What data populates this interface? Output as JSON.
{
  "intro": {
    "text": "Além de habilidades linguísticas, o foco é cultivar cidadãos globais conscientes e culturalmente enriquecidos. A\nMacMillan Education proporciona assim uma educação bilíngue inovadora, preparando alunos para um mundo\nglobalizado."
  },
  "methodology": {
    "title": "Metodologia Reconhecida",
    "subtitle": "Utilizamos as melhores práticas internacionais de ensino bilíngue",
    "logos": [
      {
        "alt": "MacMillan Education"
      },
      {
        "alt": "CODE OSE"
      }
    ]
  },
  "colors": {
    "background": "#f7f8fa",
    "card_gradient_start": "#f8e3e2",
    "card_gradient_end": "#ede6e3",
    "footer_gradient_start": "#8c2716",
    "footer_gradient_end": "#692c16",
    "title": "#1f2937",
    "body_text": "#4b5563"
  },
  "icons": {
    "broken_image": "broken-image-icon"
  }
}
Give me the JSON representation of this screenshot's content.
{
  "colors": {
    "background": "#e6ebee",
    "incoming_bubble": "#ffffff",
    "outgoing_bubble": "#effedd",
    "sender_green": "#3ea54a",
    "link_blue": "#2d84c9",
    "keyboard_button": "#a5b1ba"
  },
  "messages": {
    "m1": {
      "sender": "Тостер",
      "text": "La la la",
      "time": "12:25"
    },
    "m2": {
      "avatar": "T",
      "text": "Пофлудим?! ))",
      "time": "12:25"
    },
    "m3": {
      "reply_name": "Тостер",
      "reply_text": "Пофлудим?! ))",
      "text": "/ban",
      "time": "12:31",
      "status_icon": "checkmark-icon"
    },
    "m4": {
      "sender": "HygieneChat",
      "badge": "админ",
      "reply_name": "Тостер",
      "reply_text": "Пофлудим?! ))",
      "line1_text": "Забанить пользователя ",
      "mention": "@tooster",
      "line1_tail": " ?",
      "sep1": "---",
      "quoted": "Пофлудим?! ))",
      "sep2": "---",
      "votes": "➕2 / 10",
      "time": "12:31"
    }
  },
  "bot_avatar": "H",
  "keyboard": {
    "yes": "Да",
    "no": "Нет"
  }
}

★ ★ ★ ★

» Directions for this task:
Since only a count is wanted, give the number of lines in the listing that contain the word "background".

» Reply:
2